An open letter to Dr M and Maszlee on extremism in schools by Abdul Rahman
Recently, my son who is in secondary school told me that he had a disagreement with his teacher during his Islamic Studies class.
The ustazah insisted that it is God’s words that an adulterer should be stoned to death. My son, a teenager, said that could not be. God could not be so cruel.
The teacher then scolded him in front of the class and said he must believe this to be true if he were to call himself a Muslim, or else he would be a murtad (apostate).
When my son asked for evidence that it was God’s words, the ustazah admonished him and told him to read the Quran.
This situation pitted the entire class against my son and caused some discord with his fellow classmates.
As a parent, I am deeply concerned about this. What kind of national school system tells students that it is God’s words to stone someone to death for adultery, and that if you do not believe it, you are an apostate?
The ustazah, as the religious teacher, holds a position of authority in a national school.

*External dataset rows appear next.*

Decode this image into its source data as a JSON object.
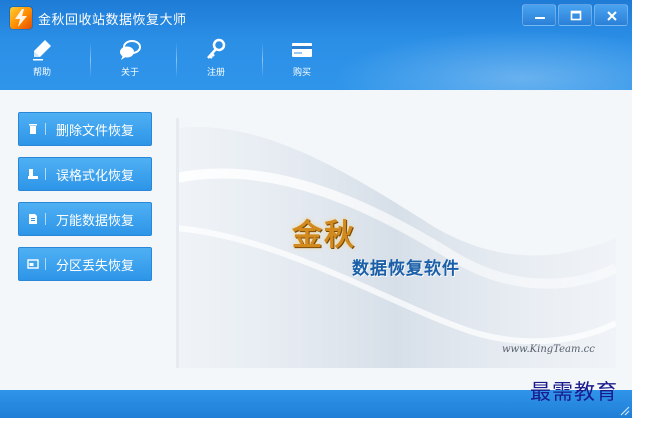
{
  "window": {
    "title": "金秋回收站数据恢复大师"
  },
  "toolbar": {
    "items": [
      {
        "label": "帮助",
        "icon": "pen-icon"
      },
      {
        "label": "关于",
        "icon": "chat-bubble-icon"
      },
      {
        "label": "注册",
        "icon": "key-icon"
      },
      {
        "label": "购买",
        "icon": "card-icon"
      }
    ]
  },
  "sidebar": {
    "items": [
      {
        "label": "删除文件恢复",
        "icon": "trash-icon"
      },
      {
        "label": "误格式化恢复",
        "icon": "drive-icon"
      },
      {
        "label": "万能数据恢复",
        "icon": "document-icon"
      },
      {
        "label": "分区丢失恢复",
        "icon": "partition-icon"
      }
    ]
  },
  "banner": {
    "brand": "金秋",
    "subtitle": "数据恢复软件",
    "url": "www.KingTeam.cc"
  },
  "watermark": "最需教育",
  "colors": {
    "titlebar": "#2b8fe6",
    "button": "#2d95e8",
    "brand_gold": "#d28a1e",
    "brand_blue": "#1a5fa8"
  }
}
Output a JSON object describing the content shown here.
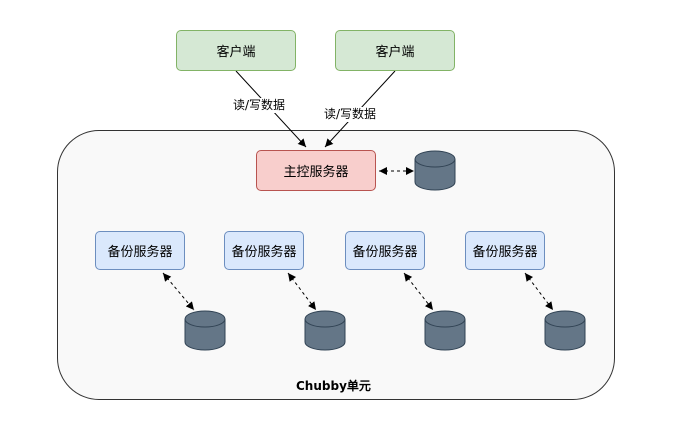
{
  "clients": [
    {
      "label": "客户端"
    },
    {
      "label": "客户端"
    }
  ],
  "edge_labels": [
    "读/写数据",
    "读/写数据"
  ],
  "master": {
    "label": "主控服务器"
  },
  "backups": [
    {
      "label": "备份服务器"
    },
    {
      "label": "备份服务器"
    },
    {
      "label": "备份服务器"
    },
    {
      "label": "备份服务器"
    }
  ],
  "unit": {
    "label": "Chubby单元"
  },
  "icons": {
    "storage": "database-cylinder-icon"
  },
  "colors": {
    "client_fill": "#d5e8d4",
    "client_stroke": "#82b366",
    "master_fill": "#f8cecc",
    "master_stroke": "#b85450",
    "backup_fill": "#dae8fc",
    "backup_stroke": "#6c8ebf",
    "db_fill": "#647687",
    "db_stroke": "#314354"
  }
}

What she is doing is preaching an extremist view to young impressionable minds, i.e. that stoning to death is a religious obligation that cannot be questioned.

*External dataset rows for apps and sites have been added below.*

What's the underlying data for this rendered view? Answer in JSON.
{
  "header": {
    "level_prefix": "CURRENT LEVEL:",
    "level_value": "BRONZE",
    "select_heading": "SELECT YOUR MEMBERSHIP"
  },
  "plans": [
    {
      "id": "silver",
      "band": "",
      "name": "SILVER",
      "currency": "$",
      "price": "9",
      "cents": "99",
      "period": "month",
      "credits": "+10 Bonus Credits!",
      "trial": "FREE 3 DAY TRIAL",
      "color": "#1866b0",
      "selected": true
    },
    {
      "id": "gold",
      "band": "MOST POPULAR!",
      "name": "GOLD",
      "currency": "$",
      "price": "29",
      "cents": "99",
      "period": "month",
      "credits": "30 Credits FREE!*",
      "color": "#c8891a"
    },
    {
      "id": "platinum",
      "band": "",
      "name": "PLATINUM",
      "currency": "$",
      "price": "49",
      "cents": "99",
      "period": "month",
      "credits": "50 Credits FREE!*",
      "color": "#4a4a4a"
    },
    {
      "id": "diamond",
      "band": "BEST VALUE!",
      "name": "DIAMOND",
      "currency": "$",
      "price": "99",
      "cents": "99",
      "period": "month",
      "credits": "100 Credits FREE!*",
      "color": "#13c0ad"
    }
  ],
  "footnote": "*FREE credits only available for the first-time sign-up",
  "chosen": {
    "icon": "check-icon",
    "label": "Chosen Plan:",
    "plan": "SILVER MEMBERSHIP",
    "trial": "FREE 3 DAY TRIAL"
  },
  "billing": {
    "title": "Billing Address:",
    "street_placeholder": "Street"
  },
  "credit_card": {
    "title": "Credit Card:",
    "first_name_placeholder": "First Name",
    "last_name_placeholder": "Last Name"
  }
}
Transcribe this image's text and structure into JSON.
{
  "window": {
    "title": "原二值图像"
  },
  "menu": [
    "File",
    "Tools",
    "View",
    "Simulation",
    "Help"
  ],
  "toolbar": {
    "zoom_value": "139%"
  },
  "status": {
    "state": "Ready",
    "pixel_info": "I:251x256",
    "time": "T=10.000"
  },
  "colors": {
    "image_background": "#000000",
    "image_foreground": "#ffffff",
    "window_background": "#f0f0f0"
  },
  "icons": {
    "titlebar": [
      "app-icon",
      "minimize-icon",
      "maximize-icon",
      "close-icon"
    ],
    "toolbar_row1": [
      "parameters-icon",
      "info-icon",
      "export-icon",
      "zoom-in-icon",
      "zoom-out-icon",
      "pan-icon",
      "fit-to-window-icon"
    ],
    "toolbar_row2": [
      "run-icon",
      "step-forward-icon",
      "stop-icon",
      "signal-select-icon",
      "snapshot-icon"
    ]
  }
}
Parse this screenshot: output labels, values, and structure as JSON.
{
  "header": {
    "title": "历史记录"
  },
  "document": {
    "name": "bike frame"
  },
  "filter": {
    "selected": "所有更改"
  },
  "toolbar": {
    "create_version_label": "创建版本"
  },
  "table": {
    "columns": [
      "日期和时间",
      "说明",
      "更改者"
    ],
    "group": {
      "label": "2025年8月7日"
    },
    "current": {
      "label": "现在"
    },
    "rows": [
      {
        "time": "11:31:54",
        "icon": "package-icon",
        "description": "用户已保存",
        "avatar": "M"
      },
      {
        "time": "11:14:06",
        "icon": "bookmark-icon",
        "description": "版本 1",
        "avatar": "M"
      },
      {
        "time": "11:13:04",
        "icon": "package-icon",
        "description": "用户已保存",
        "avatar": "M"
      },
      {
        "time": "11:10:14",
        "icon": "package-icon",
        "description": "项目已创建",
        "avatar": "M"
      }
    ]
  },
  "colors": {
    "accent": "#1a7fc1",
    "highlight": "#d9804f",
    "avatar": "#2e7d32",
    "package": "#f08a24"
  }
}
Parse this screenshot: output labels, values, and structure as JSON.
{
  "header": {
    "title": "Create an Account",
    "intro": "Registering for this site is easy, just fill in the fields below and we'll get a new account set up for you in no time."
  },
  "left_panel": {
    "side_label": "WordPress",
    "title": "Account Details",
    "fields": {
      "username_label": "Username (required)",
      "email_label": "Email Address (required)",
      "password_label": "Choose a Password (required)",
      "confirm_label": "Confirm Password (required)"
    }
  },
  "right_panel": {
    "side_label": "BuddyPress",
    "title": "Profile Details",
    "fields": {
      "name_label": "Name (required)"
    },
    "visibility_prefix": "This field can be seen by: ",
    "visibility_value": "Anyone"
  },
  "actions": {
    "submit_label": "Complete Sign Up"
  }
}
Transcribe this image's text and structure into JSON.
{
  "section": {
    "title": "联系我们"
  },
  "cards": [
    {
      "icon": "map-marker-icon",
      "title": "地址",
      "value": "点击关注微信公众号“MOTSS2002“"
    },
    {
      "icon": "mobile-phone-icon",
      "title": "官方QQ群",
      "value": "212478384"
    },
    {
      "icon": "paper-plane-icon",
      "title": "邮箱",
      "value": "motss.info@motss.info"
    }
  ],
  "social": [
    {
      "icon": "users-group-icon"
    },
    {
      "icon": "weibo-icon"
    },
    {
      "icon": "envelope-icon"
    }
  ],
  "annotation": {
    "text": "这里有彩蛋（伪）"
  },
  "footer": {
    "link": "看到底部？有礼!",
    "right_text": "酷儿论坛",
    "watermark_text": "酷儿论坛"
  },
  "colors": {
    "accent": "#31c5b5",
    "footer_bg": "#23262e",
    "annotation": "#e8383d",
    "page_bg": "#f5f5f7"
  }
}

What kind of citizens are we producing with this kind of teaching that leaves no room for debate or discussion? Peace-loving, or violent and judgmental citizens?
I have read the Quran, and there is nothing that says an adulterer or anyone should be stoned to death. And the Quran is believed by Muslims to be the word of God.

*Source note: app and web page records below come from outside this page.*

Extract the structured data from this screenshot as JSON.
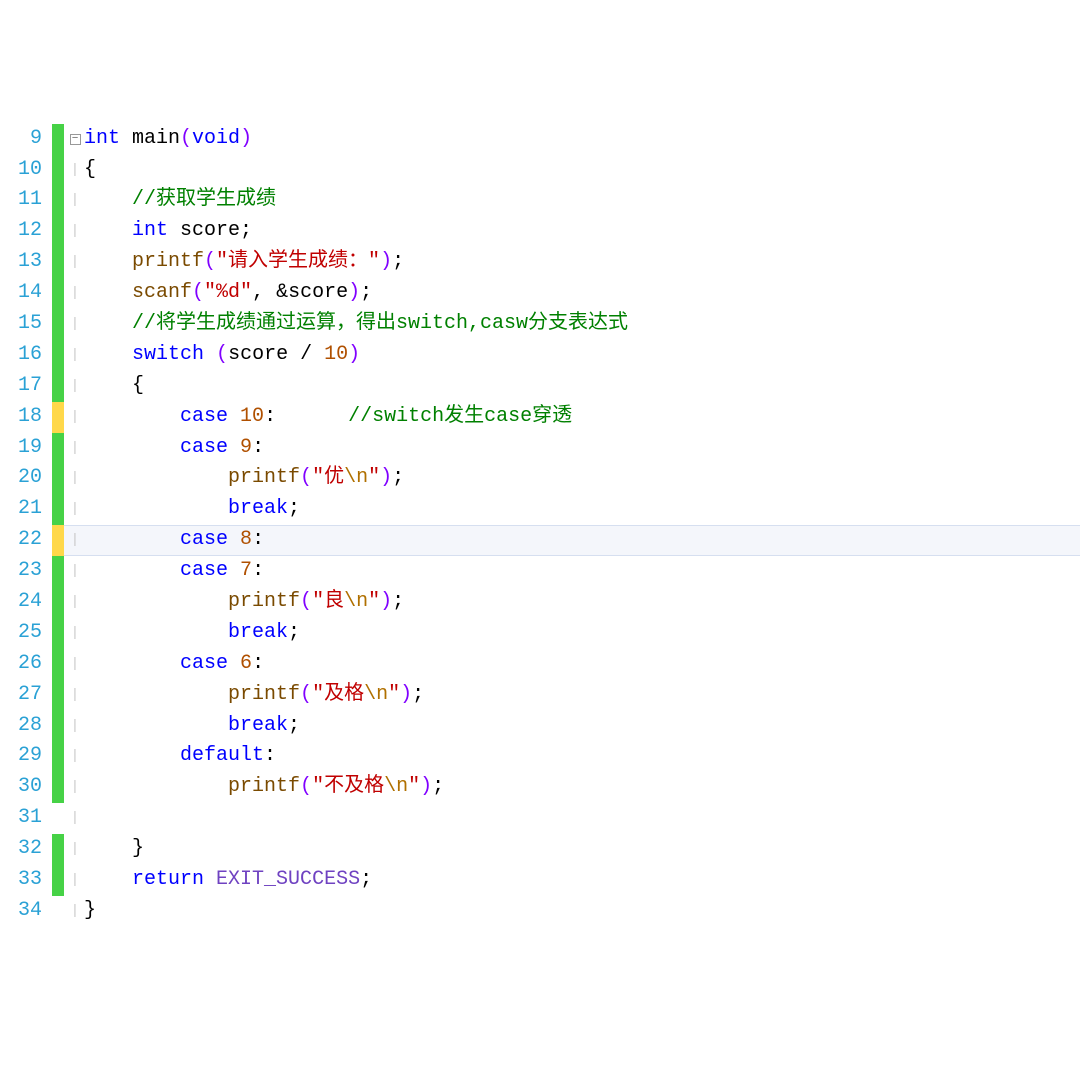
{
  "startLine": 9,
  "highlightLine": 22,
  "markers": [
    {
      "line": 9,
      "color": "green",
      "fold": "minus"
    },
    {
      "line": 10,
      "color": "green"
    },
    {
      "line": 11,
      "color": "green"
    },
    {
      "line": 12,
      "color": "green"
    },
    {
      "line": 13,
      "color": "green"
    },
    {
      "line": 14,
      "color": "green"
    },
    {
      "line": 15,
      "color": "green"
    },
    {
      "line": 16,
      "color": "green",
      "fold": "minus",
      "foldIndent": true
    },
    {
      "line": 17,
      "color": "green"
    },
    {
      "line": 18,
      "color": "yellow"
    },
    {
      "line": 19,
      "color": "green"
    },
    {
      "line": 20,
      "color": "green"
    },
    {
      "line": 21,
      "color": "green"
    },
    {
      "line": 22,
      "color": "yellow"
    },
    {
      "line": 23,
      "color": "green"
    },
    {
      "line": 24,
      "color": "green"
    },
    {
      "line": 25,
      "color": "green"
    },
    {
      "line": 26,
      "color": "green"
    },
    {
      "line": 27,
      "color": "green"
    },
    {
      "line": 28,
      "color": "green"
    },
    {
      "line": 29,
      "color": "green"
    },
    {
      "line": 30,
      "color": "green"
    },
    {
      "line": 32,
      "color": "green"
    },
    {
      "line": 33,
      "color": "green"
    }
  ],
  "tokens": {
    "l9": [
      {
        "t": "int ",
        "c": "type"
      },
      {
        "t": "main",
        "c": "identdark"
      },
      {
        "t": "(",
        "c": "paren"
      },
      {
        "t": "void",
        "c": "type"
      },
      {
        "t": ")",
        "c": "paren"
      }
    ],
    "l10": [
      {
        "t": "{",
        "c": "black"
      }
    ],
    "l11": [
      {
        "t": "    ",
        "c": ""
      },
      {
        "t": "//获取学生成绩",
        "c": "cmt"
      }
    ],
    "l12": [
      {
        "t": "    ",
        "c": ""
      },
      {
        "t": "int ",
        "c": "type"
      },
      {
        "t": "score",
        "c": "identdark"
      },
      {
        "t": ";",
        "c": "black"
      }
    ],
    "l13": [
      {
        "t": "    ",
        "c": ""
      },
      {
        "t": "printf",
        "c": "ident"
      },
      {
        "t": "(",
        "c": "paren"
      },
      {
        "t": "\"请入学生成绩：\"",
        "c": "str"
      },
      {
        "t": ")",
        "c": "paren"
      },
      {
        "t": ";",
        "c": "black"
      }
    ],
    "l14": [
      {
        "t": "    ",
        "c": ""
      },
      {
        "t": "scanf",
        "c": "ident"
      },
      {
        "t": "(",
        "c": "paren"
      },
      {
        "t": "\"%d\"",
        "c": "str"
      },
      {
        "t": ", &",
        "c": "black"
      },
      {
        "t": "score",
        "c": "identdark"
      },
      {
        "t": ")",
        "c": "paren"
      },
      {
        "t": ";",
        "c": "black"
      }
    ],
    "l15": [
      {
        "t": "    ",
        "c": ""
      },
      {
        "t": "//将学生成绩通过运算，得出switch,casw分支表达式",
        "c": "cmt"
      }
    ],
    "l16": [
      {
        "t": "    ",
        "c": ""
      },
      {
        "t": "switch",
        "c": "kw"
      },
      {
        "t": " ",
        "c": ""
      },
      {
        "t": "(",
        "c": "paren"
      },
      {
        "t": "score ",
        "c": "identdark"
      },
      {
        "t": "/",
        "c": "black"
      },
      {
        "t": " ",
        "c": ""
      },
      {
        "t": "10",
        "c": "num"
      },
      {
        "t": ")",
        "c": "paren"
      }
    ],
    "l17": [
      {
        "t": "    {",
        "c": "black"
      }
    ],
    "l18": [
      {
        "t": "        ",
        "c": ""
      },
      {
        "t": "case",
        "c": "kw"
      },
      {
        "t": " ",
        "c": ""
      },
      {
        "t": "10",
        "c": "num"
      },
      {
        "t": ":",
        "c": "black"
      },
      {
        "t": "      ",
        "c": ""
      },
      {
        "t": "//switch发生case穿透",
        "c": "cmt"
      }
    ],
    "l19": [
      {
        "t": "        ",
        "c": ""
      },
      {
        "t": "case",
        "c": "kw"
      },
      {
        "t": " ",
        "c": ""
      },
      {
        "t": "9",
        "c": "num"
      },
      {
        "t": ":",
        "c": "black"
      }
    ],
    "l20": [
      {
        "t": "            ",
        "c": ""
      },
      {
        "t": "printf",
        "c": "ident"
      },
      {
        "t": "(",
        "c": "paren"
      },
      {
        "t": "\"优",
        "c": "str"
      },
      {
        "t": "\\n",
        "c": "esc"
      },
      {
        "t": "\"",
        "c": "str"
      },
      {
        "t": ")",
        "c": "paren"
      },
      {
        "t": ";",
        "c": "black"
      }
    ],
    "l21": [
      {
        "t": "            ",
        "c": ""
      },
      {
        "t": "break",
        "c": "kw"
      },
      {
        "t": ";",
        "c": "black"
      }
    ],
    "l22": [
      {
        "t": "        ",
        "c": ""
      },
      {
        "t": "case",
        "c": "kw"
      },
      {
        "t": " ",
        "c": ""
      },
      {
        "t": "8",
        "c": "num"
      },
      {
        "t": ":",
        "c": "black"
      }
    ],
    "l23": [
      {
        "t": "        ",
        "c": ""
      },
      {
        "t": "case",
        "c": "kw"
      },
      {
        "t": " ",
        "c": ""
      },
      {
        "t": "7",
        "c": "num"
      },
      {
        "t": ":",
        "c": "black"
      }
    ],
    "l24": [
      {
        "t": "            ",
        "c": ""
      },
      {
        "t": "printf",
        "c": "ident"
      },
      {
        "t": "(",
        "c": "paren"
      },
      {
        "t": "\"良",
        "c": "str"
      },
      {
        "t": "\\n",
        "c": "esc"
      },
      {
        "t": "\"",
        "c": "str"
      },
      {
        "t": ")",
        "c": "paren"
      },
      {
        "t": ";",
        "c": "black"
      }
    ],
    "l25": [
      {
        "t": "            ",
        "c": ""
      },
      {
        "t": "break",
        "c": "kw"
      },
      {
        "t": ";",
        "c": "black"
      }
    ],
    "l26": [
      {
        "t": "        ",
        "c": ""
      },
      {
        "t": "case",
        "c": "kw"
      },
      {
        "t": " ",
        "c": ""
      },
      {
        "t": "6",
        "c": "num"
      },
      {
        "t": ":",
        "c": "black"
      }
    ],
    "l27": [
      {
        "t": "            ",
        "c": ""
      },
      {
        "t": "printf",
        "c": "ident"
      },
      {
        "t": "(",
        "c": "paren"
      },
      {
        "t": "\"及格",
        "c": "str"
      },
      {
        "t": "\\n",
        "c": "esc"
      },
      {
        "t": "\"",
        "c": "str"
      },
      {
        "t": ")",
        "c": "paren"
      },
      {
        "t": ";",
        "c": "black"
      }
    ],
    "l28": [
      {
        "t": "            ",
        "c": ""
      },
      {
        "t": "break",
        "c": "kw"
      },
      {
        "t": ";",
        "c": "black"
      }
    ],
    "l29": [
      {
        "t": "        ",
        "c": ""
      },
      {
        "t": "default",
        "c": "kw"
      },
      {
        "t": ":",
        "c": "black"
      }
    ],
    "l30": [
      {
        "t": "            ",
        "c": ""
      },
      {
        "t": "printf",
        "c": "ident"
      },
      {
        "t": "(",
        "c": "paren"
      },
      {
        "t": "\"不及格",
        "c": "str"
      },
      {
        "t": "\\n",
        "c": "esc"
      },
      {
        "t": "\"",
        "c": "str"
      },
      {
        "t": ")",
        "c": "paren"
      },
      {
        "t": ";",
        "c": "black"
      }
    ],
    "l31": [
      {
        "t": " ",
        "c": ""
      }
    ],
    "l32": [
      {
        "t": "    }",
        "c": "black"
      }
    ],
    "l33": [
      {
        "t": "    ",
        "c": ""
      },
      {
        "t": "return",
        "c": "kw"
      },
      {
        "t": " ",
        "c": ""
      },
      {
        "t": "EXIT_SUCCESS",
        "c": "macro"
      },
      {
        "t": ";",
        "c": "black"
      }
    ],
    "l34": [
      {
        "t": "}",
        "c": "black"
      }
    ]
  }
}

It is irresponsible to use God’s name to justify contentious viewpoints, especially when the subject matter is something still being debated even among Muslim scholars.
Many Muslims in Malaysia nowadays don’t read. They simply believe what the religious teachers tell them is the word of God.
It is worrying that contentious views are tossed around like they are God’s words that cannot be questioned. It creates an oppressive and closed society where only the powerful with religious titles can speak, and anyone who disagrees, like my son, is punished and silenced.
This is not an isolated case. It reflects the larger change in our society, where the interpretation of Islam has become more harsh and singular, with those questioning the mainstream interpretation labelled as either liberal or kafir.
They are the target of violent comments on social media, because apparently it is halal to spill the blood of those who do not follow God’s law!
Time and again, I have come across violent and threatening comments on social media against those labelled as “liberal Muslims”, whatever that means.
What is a responsible government of a multi-religious and multiethnic society doing about this trend?
It pains me as a Muslim and a citizen of this country that Islam is seen as a violent religion. Views such as the one the ustazah holds are not isolated cases.
Islam is a religion of peace. Do Muslims parrot the phrase “Bismillahi Rahmanir Rahim” (In the name of the Most Compassionate and Merciful) without understanding it?
Why has faith become so narrow and oppressive that you can be vilified or even investigated simply for having a viewpoint that is different from that of the majority?
Where is the gentle and loving religion that holds that everyone is equal before God?
I hope the prime minister and the education minister do something to stop this unhealthy and dangerous trend. It must start at the education system before it is too late.
[Editor’s note: FMT is withholding the name of the school mentioned in the above letter.]
Abdul Rahman is an FMT reader.